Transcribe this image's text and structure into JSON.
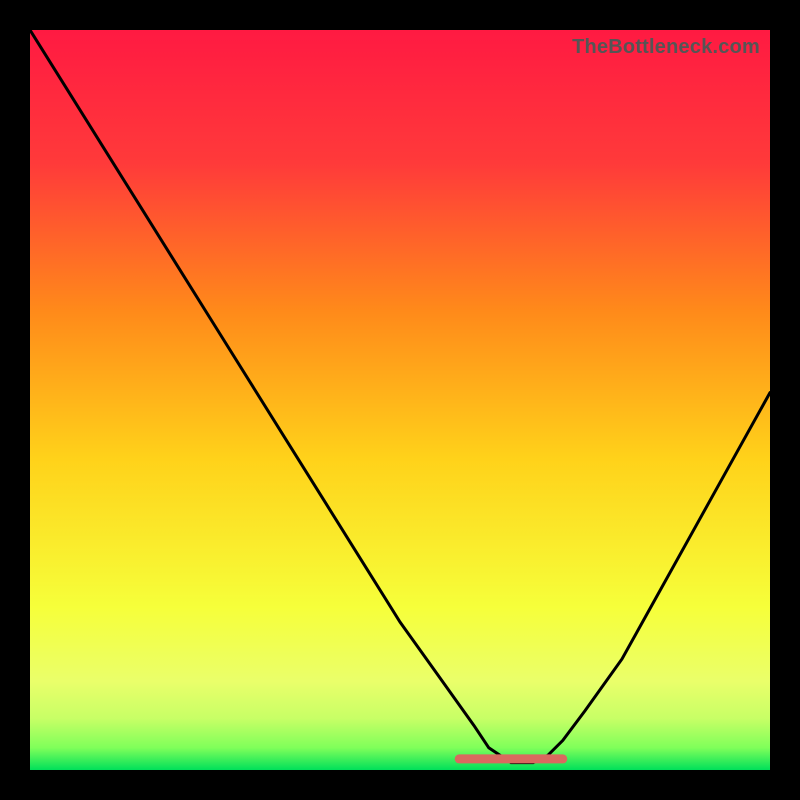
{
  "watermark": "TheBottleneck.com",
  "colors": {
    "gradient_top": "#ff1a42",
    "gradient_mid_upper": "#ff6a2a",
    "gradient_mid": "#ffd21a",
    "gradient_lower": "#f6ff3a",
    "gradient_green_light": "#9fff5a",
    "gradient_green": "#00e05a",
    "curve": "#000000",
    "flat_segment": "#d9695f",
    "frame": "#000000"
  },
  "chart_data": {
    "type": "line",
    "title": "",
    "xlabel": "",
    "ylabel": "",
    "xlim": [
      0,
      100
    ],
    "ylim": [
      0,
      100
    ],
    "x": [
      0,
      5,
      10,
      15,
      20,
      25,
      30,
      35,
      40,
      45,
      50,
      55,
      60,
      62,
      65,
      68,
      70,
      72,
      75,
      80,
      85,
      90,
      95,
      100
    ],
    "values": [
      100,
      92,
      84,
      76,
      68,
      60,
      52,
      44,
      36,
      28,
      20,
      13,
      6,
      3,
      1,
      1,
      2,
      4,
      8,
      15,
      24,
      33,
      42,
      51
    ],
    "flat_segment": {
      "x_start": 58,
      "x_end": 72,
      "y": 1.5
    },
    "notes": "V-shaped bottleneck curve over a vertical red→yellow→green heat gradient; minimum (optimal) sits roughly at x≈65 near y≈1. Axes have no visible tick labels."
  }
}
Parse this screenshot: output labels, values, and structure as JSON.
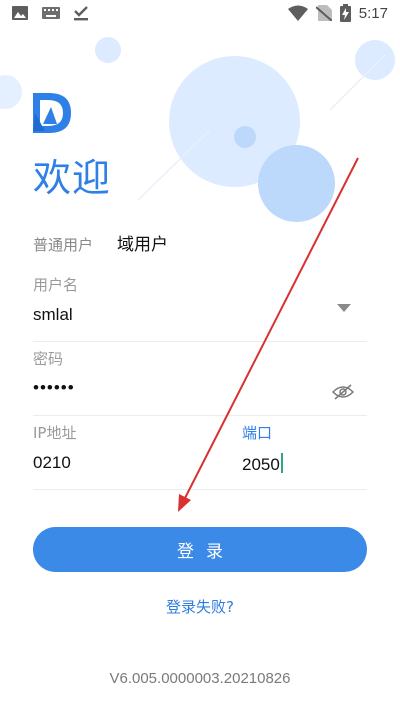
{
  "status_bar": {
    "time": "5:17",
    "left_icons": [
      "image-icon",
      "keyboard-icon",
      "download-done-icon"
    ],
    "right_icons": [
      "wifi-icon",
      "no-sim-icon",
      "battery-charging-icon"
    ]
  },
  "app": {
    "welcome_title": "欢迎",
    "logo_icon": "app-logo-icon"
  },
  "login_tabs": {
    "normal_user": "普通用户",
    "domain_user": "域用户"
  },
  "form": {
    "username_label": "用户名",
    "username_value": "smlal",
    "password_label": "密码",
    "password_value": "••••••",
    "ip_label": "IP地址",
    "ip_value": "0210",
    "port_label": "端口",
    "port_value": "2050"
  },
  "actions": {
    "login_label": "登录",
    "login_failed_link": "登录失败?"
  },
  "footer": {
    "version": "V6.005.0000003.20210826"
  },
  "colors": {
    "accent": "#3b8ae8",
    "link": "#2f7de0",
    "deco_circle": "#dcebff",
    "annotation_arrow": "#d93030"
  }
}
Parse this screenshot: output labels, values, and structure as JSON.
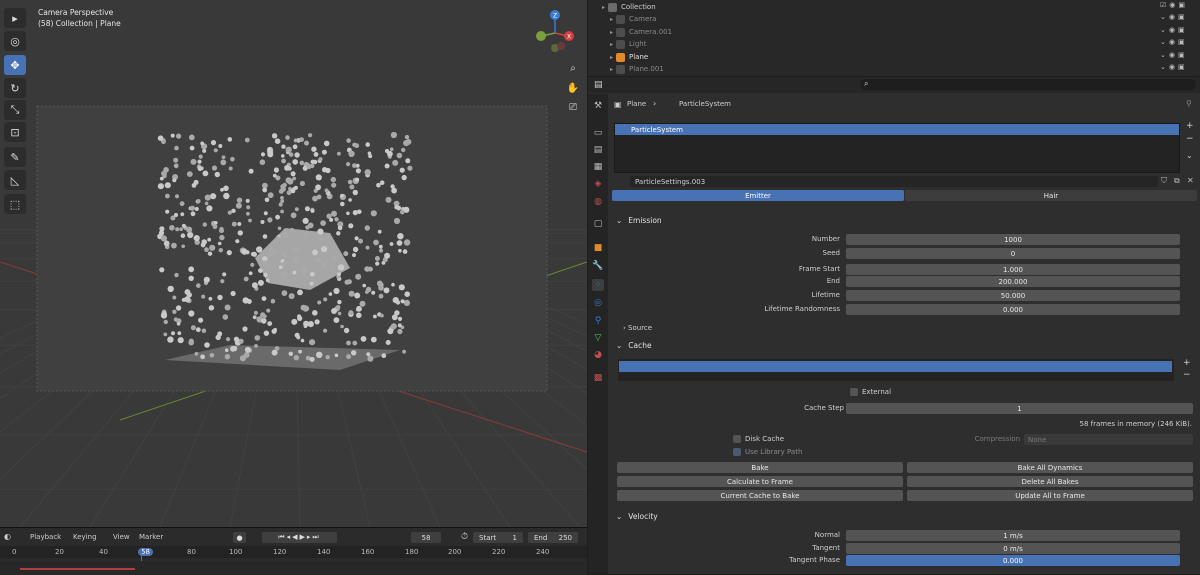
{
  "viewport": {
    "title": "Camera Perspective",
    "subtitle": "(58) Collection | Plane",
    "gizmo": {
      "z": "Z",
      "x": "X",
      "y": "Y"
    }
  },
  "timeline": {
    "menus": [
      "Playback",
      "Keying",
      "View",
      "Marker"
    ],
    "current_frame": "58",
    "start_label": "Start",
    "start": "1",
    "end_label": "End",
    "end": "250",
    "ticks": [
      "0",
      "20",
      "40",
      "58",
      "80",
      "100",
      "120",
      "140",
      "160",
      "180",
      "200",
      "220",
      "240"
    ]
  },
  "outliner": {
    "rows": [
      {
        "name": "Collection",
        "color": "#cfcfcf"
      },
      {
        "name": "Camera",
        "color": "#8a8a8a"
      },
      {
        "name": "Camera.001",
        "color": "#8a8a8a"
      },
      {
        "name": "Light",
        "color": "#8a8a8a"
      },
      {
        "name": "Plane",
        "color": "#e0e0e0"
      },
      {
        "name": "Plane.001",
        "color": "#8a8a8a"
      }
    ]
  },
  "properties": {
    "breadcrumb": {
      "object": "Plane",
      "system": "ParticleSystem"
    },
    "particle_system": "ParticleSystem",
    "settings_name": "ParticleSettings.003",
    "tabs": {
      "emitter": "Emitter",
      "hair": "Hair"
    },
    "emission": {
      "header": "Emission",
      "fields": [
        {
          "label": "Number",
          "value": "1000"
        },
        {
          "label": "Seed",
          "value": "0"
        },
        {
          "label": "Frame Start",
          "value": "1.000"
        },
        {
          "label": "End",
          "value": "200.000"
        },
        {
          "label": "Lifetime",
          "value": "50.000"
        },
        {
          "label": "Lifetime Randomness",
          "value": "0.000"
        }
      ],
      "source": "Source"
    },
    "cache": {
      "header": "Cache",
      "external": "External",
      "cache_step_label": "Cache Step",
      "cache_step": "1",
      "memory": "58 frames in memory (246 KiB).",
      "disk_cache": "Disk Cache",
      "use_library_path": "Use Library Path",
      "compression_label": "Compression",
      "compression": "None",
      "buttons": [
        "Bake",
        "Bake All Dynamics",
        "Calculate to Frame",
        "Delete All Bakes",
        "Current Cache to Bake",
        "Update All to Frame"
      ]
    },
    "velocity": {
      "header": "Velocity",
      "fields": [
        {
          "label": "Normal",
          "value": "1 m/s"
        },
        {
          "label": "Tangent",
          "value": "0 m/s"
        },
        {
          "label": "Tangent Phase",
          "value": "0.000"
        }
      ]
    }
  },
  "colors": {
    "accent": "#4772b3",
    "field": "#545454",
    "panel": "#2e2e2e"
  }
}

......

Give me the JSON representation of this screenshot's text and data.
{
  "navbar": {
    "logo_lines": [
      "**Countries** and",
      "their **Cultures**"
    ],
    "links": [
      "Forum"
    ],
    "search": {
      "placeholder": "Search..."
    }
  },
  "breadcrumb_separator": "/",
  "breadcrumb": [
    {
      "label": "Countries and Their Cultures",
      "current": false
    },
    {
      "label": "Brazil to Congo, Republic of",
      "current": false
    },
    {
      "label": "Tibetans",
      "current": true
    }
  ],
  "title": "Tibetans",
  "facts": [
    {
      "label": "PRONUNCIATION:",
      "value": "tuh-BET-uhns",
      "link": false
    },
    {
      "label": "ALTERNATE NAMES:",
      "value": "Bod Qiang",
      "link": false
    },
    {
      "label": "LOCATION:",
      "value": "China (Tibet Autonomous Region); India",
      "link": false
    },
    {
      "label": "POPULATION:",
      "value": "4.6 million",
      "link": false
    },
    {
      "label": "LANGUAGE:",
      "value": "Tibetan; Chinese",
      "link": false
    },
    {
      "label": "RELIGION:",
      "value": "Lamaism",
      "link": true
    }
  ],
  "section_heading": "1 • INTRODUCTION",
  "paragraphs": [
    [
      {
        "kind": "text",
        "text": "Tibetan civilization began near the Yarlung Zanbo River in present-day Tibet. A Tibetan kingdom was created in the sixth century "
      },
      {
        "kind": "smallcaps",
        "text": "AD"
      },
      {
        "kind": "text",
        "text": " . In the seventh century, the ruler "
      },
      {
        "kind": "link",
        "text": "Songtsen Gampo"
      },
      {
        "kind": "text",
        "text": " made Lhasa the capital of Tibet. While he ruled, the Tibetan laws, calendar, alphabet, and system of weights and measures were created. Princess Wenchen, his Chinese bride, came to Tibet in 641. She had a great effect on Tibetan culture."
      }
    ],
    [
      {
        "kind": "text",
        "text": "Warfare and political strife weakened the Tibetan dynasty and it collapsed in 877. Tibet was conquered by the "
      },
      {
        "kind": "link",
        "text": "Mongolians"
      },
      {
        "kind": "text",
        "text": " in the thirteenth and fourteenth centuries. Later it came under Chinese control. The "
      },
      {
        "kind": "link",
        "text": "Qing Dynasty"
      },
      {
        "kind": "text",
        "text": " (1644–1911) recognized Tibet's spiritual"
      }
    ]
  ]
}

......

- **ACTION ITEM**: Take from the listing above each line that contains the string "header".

- **REPLY TO THE TASK**:
      "header": "Emission",
      "header": "Cache",
      "header": "Velocity",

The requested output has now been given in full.